The picture quality is great thanks to the OLED technology and delivers an infinite contrast ratio and perfect blacks. This is even further enhanced by the Pixel Contrast Booster. The maximum brightness of ~780 Nits is very good for an OLED, but this is reduced by the Automatic Brightness Limiter, which dims the picture down in very bright scenes to protect the panel. However, this makes the A8 perfect for dark rooms. However, the fact that it has no problems with slanted viewing angles or reflections means that it still delivers a pretty good picture even in bright room environments. The A8 does not support HDR 10+, but it does offer Dolby Vision.
As with the other two candidates from Sony, the motion handling of the A8 is also excellent. With a refresh rate of 120 Hz and a low response time of less than one millisecond, there is hardly any motion blur. This is also due to the built-in X1 Ultimate image processor, which is equipped with very sophisticated image enhancement algorithms.

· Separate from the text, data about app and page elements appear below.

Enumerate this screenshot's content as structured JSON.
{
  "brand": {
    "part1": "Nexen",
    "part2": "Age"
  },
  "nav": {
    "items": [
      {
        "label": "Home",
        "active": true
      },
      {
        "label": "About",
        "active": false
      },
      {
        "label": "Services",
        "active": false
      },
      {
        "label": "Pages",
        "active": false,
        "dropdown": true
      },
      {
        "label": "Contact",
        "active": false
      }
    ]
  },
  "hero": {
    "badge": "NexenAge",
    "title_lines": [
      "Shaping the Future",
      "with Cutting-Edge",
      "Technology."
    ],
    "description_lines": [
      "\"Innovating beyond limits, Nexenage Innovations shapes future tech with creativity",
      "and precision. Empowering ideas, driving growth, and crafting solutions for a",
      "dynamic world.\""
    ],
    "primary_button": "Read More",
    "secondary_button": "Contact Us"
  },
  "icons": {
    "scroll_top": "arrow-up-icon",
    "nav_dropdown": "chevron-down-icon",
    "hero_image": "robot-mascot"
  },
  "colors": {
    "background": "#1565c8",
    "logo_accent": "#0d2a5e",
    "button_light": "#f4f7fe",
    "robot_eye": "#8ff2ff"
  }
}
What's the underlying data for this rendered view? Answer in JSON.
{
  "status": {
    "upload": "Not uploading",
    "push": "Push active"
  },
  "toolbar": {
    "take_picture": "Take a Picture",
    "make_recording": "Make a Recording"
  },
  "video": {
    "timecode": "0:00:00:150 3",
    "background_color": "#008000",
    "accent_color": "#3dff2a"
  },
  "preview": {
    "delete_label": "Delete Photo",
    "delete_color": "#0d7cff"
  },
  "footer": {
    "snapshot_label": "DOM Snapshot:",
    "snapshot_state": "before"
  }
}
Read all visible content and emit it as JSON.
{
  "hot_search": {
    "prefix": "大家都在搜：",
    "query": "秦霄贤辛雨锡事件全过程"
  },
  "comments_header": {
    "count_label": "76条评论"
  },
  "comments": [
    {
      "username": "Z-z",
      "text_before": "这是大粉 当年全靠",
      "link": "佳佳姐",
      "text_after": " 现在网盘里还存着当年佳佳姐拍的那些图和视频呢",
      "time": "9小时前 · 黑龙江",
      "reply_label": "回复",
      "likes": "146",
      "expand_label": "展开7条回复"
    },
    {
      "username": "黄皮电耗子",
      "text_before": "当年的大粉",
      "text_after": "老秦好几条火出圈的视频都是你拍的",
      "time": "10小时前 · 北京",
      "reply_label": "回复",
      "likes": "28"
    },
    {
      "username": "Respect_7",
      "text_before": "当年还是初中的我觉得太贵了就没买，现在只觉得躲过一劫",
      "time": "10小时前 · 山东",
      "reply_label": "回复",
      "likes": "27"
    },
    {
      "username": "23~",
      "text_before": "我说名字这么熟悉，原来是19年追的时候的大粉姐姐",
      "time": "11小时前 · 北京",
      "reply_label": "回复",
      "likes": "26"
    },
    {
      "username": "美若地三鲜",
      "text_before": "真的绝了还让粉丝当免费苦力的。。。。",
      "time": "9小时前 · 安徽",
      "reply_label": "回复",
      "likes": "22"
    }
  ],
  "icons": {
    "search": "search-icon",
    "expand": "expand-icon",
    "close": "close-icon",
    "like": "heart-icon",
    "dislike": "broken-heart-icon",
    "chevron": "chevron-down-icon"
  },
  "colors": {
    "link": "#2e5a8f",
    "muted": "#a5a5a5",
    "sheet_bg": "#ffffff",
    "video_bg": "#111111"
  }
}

In contrast to the LG CX, the A8 is less suitable for next-gen consoles since it does not have an HDMI 2.1 interface and therefore neither ALLM nor VRR. However, its input lag of ~19ms is quite good and the A8 can be perfectly used for older consoles.
The A8 is equipped with the new Android 9.0 Pie operating system, which works better than its predecessor, but is not completely ad-free. The app store is huge and all common streaming services are available. Of course, the A8 can also be operated via voice control, and both Alexa and Google Assistant can be connected.
Of course, the H8G has a hard time keeping up with the considerably more expensive OLEDs. However, it does not always have to be a high-end product like the LG CX or the Sony A8 OLED.
With the H8G you not only get a great price-performance ratio, but also a TV that really knows how to convince in home theater. The 60Hz VA panel has a deep and even black with a high contrast ratio of about 4500:1. Through its Full Array Local Dimming feature, this high contrast ratio is even increased, which really benefits especially HDR content.
HDR content as a whole comes across well with the wide color space coverage and Dolby Vision. However, with a peak brightness of about 650 Nits, the H8G is not quite bright enough to show bright details adequately. What sounds bad at first has to be considered in relation to the price of the H8G. It only costs a fraction of what TVs with similar performance cost.
Motion is also displayed well, which is due to its low response time of under 6ms. This means that even fast movements are displayed with only little motion blur, which is really good news for lovers of action-packed movies.
With Android TV, the H8G is equipped with all the apps and features you need and all popular streaming services are supported.
So if you’re looking for a good TV for home cinema and want to be a bit easy on your wallet, the H8G is just the right TV for you!